## Assignment:
List every line in this data where the string "name" occurs.

=== Study material ===

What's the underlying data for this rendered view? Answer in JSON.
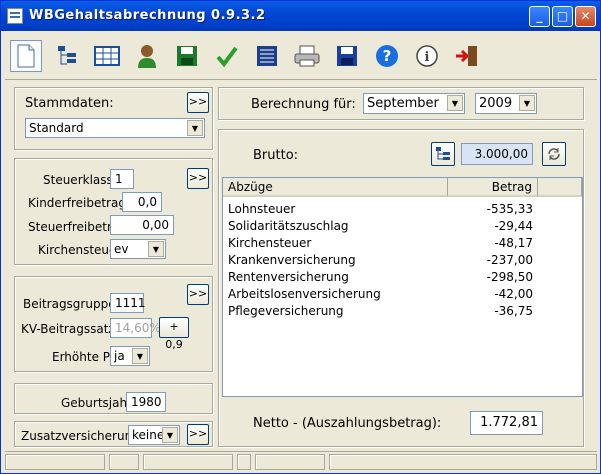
{
  "window": {
    "title": "WBGehaltsabrechnung 0.9.3.2",
    "min_label": "_",
    "max_label": "□",
    "close_label": "✕"
  },
  "toolbar": {
    "tools": [
      "new-document-icon",
      "tree-icon",
      "table-icon",
      "person-icon",
      "save-green-icon",
      "checkmark-icon",
      "list-icon",
      "printer-icon",
      "save-blue-icon",
      "help-icon",
      "info-icon",
      "exit-icon"
    ]
  },
  "stammdaten": {
    "label": "Stammdaten:",
    "more": ">>",
    "value": "Standard"
  },
  "steuer": {
    "klasse_label": "Steuerklasse:",
    "klasse": "1",
    "more": ">>",
    "kinder_label": "Kinderfreibetrag:",
    "kinder": "0,0",
    "frei_label": "Steuerfreibetrag:",
    "frei": "0,00",
    "kirche_label": "Kirchensteuer:",
    "kirche": "ev"
  },
  "beitrag": {
    "gruppe_label": "Beitragsgruppe:",
    "gruppe": "1111",
    "more": ">>",
    "kv_label": "KV-Beitragssatz:",
    "kv": "14,60%",
    "kv_btn": "+ 0,9",
    "pv_label": "Erhöhte PV:",
    "pv": "ja"
  },
  "geburt": {
    "label": "Geburtsjahr:",
    "value": "1980"
  },
  "zusatz": {
    "label": "Zusatzversicherung.:",
    "value": "keine",
    "more": ">>"
  },
  "berechnung": {
    "label": "Berechnung für:",
    "month": "September",
    "year": "2009"
  },
  "brutto": {
    "label": "Brutto:",
    "value": "3.000,00"
  },
  "abzuege": {
    "col1": "Abzüge",
    "col2": "Betrag",
    "rows": [
      {
        "name": "Lohnsteuer",
        "value": "-535,33"
      },
      {
        "name": "Solidaritätszuschlag",
        "value": "-29,44"
      },
      {
        "name": "Kirchensteuer",
        "value": "-48,17"
      },
      {
        "name": "Krankenversicherung",
        "value": "-237,00"
      },
      {
        "name": "Rentenversicherung",
        "value": "-298,50"
      },
      {
        "name": "Arbeitslosenversicherung",
        "value": "-42,00"
      },
      {
        "name": "Pflegeversicherung",
        "value": "-36,75"
      }
    ]
  },
  "netto": {
    "label": "Netto - (Auszahlungsbetrag):",
    "value": "1.772,81"
  }
}
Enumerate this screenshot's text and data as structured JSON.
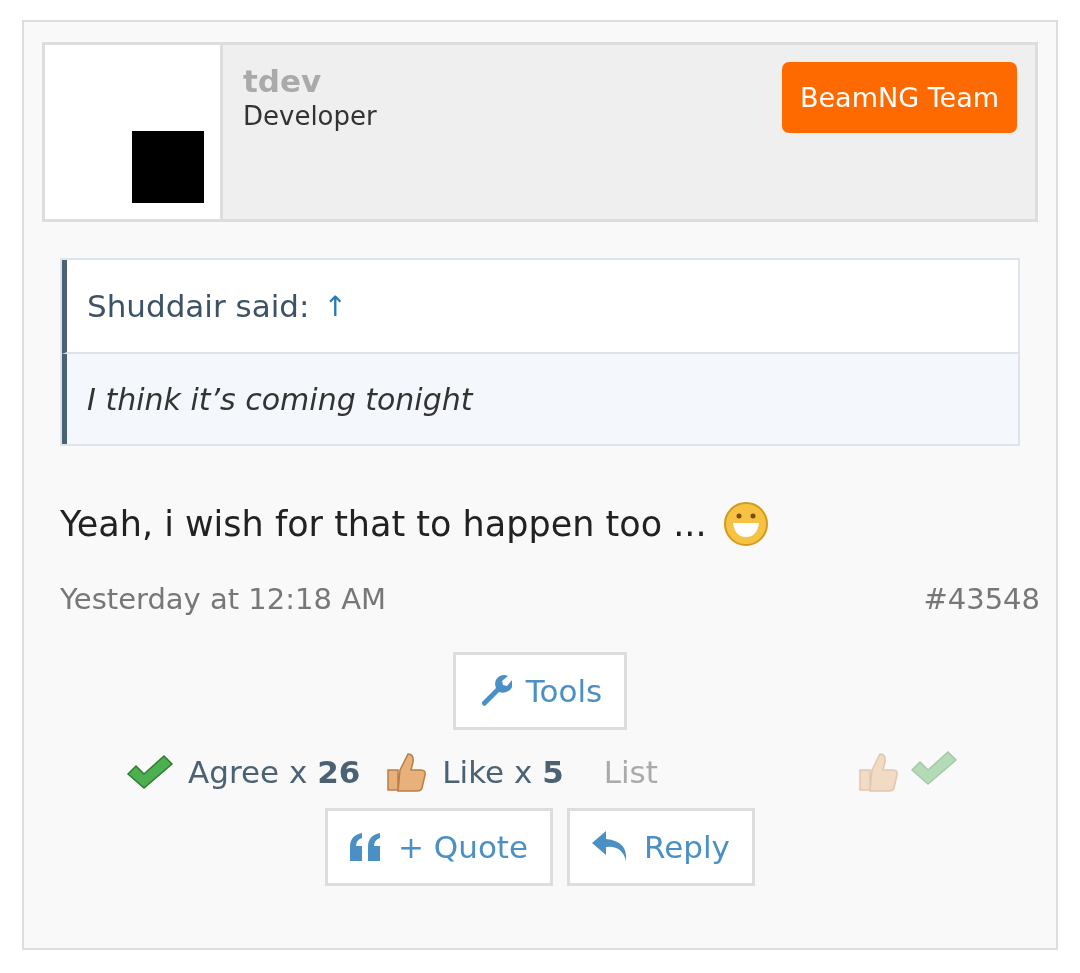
{
  "author": {
    "name": "tdev",
    "title": "Developer",
    "badge": "BeamNG Team"
  },
  "quote": {
    "attribution": "Shuddair said:",
    "link": "↑",
    "text": "I think it’s coming tonight"
  },
  "message": {
    "text": "Yeah, i wish for that to happen too ..."
  },
  "meta": {
    "date": "Yesterday at 12:18 AM",
    "post_number": "#43548"
  },
  "tools_button": "Tools",
  "reactions": [
    {
      "kind": "agree",
      "text": "Agree x **26**"
    },
    {
      "kind": "like",
      "text": "Like x **5**"
    }
  ],
  "list_link": "List",
  "rate_buttons": [
    {
      "kind": "like",
      "selected": false
    },
    {
      "kind": "agree",
      "selected": false
    }
  ],
  "actions": [
    {
      "kind": "quote",
      "label": "+ Quote"
    },
    {
      "kind": "reply",
      "label": "Reply"
    }
  ]
}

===

## Solution to the exercise:
        "name": "Lohnsteuer",
        "name": "Solidaritätszuschlag",
        "name": "Kirchensteuer",
        "name": "Krankenversicherung",
        "name": "Rentenversicherung",
        "name": "Arbeitslosenversicherung",
        "name": "Pflegeversicherung",
    "name": "tdev",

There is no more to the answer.